**Your goal:**
Every line of the entries with the word "Кандидаты" in it should be shown.

-------------------------

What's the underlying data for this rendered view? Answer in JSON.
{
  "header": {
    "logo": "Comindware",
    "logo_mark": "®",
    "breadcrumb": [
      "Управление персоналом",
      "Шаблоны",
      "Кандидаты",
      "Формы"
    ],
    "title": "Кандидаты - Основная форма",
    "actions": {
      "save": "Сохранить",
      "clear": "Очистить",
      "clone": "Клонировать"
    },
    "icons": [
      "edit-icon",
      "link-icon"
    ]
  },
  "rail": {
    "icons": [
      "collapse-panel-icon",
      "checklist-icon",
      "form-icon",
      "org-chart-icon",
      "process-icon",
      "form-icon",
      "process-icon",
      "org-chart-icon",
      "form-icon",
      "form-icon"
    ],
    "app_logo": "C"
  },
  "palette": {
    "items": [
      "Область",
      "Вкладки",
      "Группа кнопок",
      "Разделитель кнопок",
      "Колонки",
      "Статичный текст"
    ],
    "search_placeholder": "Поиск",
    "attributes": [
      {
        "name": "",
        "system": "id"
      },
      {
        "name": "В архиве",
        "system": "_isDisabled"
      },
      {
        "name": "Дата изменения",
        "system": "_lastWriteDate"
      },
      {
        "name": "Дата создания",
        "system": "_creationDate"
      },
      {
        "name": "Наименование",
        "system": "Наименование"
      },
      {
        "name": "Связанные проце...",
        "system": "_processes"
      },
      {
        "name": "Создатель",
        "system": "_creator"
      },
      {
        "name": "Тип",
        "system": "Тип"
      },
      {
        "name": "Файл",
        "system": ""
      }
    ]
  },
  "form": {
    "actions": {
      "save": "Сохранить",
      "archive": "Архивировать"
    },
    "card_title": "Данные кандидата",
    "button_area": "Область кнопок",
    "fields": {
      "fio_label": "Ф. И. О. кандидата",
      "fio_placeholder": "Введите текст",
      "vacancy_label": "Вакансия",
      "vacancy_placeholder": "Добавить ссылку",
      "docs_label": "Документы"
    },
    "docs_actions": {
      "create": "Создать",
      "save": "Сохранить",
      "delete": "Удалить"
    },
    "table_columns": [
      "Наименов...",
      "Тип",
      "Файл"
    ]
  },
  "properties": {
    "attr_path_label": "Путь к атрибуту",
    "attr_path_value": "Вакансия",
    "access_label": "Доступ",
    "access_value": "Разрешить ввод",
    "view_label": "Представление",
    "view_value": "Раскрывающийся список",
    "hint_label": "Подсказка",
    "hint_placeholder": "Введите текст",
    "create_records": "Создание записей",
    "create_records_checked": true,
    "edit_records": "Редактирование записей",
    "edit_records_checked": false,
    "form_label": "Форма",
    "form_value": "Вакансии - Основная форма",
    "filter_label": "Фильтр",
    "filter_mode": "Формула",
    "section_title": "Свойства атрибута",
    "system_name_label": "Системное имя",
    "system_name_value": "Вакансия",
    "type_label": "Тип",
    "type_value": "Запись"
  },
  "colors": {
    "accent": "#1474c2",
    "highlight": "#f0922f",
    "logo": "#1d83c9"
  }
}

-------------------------

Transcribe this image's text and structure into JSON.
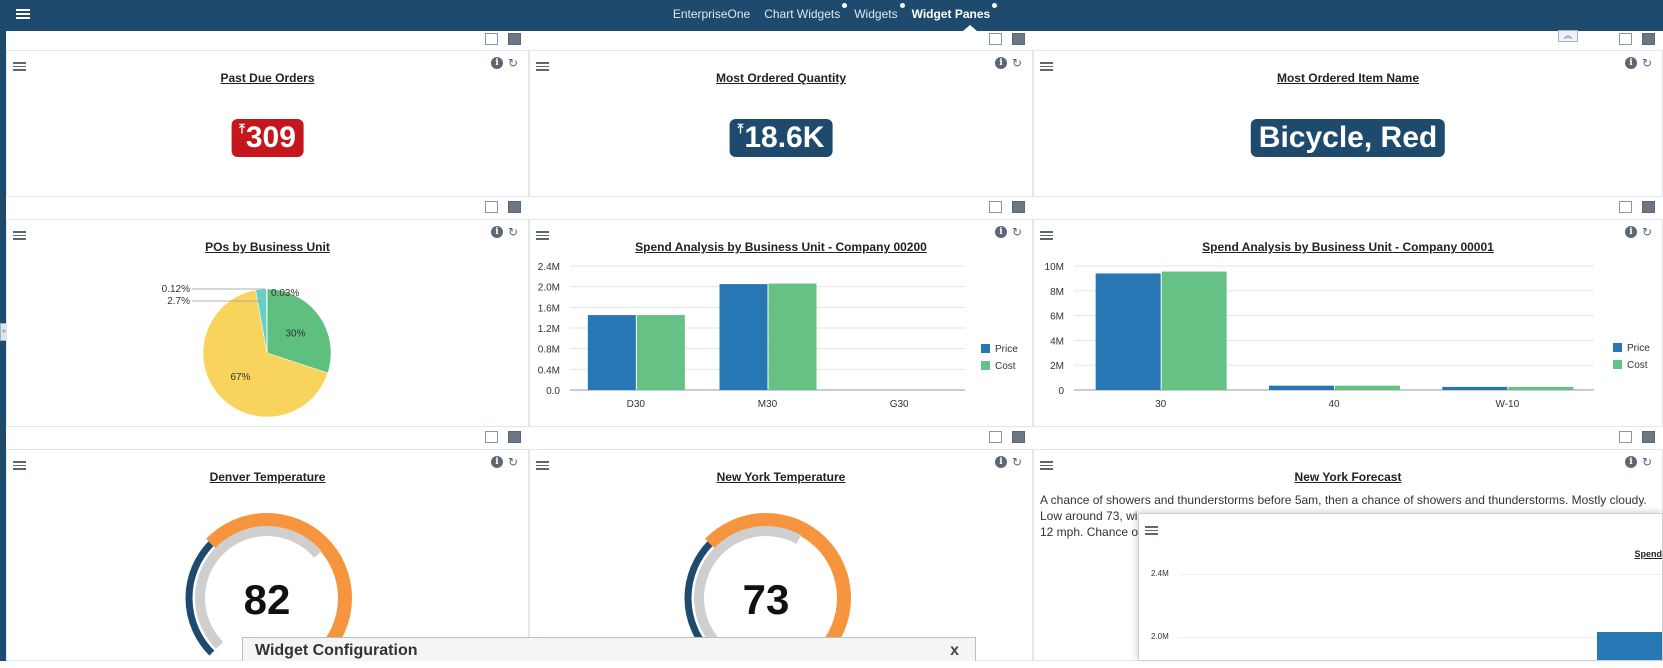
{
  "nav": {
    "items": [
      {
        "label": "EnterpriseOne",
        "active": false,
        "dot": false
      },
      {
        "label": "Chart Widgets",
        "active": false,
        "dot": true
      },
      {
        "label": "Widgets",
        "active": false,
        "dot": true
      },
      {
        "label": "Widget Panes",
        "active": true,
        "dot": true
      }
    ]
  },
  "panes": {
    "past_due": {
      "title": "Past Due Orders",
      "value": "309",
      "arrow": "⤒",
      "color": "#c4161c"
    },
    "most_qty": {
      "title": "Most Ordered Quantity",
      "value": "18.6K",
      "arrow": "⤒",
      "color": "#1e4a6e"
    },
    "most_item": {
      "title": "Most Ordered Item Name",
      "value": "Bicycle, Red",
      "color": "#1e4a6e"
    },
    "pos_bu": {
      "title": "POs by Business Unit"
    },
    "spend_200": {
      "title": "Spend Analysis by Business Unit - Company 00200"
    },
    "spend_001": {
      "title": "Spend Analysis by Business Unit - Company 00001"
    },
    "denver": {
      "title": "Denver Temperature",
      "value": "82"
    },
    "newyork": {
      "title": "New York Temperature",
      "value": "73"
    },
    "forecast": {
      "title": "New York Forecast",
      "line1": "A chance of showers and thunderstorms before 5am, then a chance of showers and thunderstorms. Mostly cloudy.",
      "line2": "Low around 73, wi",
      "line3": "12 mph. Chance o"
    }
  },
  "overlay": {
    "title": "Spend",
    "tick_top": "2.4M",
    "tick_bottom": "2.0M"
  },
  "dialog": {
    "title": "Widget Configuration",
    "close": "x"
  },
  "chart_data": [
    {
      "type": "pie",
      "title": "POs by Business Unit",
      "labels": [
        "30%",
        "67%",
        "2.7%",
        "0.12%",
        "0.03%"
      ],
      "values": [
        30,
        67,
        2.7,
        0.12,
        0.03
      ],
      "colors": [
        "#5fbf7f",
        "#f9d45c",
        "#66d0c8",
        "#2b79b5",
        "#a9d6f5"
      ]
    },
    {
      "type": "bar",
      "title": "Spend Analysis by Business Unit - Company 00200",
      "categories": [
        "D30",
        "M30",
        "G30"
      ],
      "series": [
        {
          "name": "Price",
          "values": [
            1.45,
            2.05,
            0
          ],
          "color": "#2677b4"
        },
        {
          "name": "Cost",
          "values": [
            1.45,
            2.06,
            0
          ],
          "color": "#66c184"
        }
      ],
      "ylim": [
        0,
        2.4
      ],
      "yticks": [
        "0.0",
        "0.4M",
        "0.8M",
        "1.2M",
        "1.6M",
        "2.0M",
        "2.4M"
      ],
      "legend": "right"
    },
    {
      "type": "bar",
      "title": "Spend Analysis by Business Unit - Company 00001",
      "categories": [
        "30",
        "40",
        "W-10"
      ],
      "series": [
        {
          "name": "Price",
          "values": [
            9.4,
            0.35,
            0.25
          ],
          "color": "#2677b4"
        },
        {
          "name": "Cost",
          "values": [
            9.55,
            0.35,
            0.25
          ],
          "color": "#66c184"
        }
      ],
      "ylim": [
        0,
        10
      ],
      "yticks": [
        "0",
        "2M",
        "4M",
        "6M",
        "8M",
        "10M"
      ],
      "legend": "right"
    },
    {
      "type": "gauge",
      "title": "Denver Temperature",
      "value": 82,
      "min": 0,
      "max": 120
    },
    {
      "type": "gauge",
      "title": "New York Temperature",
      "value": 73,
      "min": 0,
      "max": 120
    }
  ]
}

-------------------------

**Result of the task:**
      "Кандидаты",
    "title": "Кандидаты - Основная форма",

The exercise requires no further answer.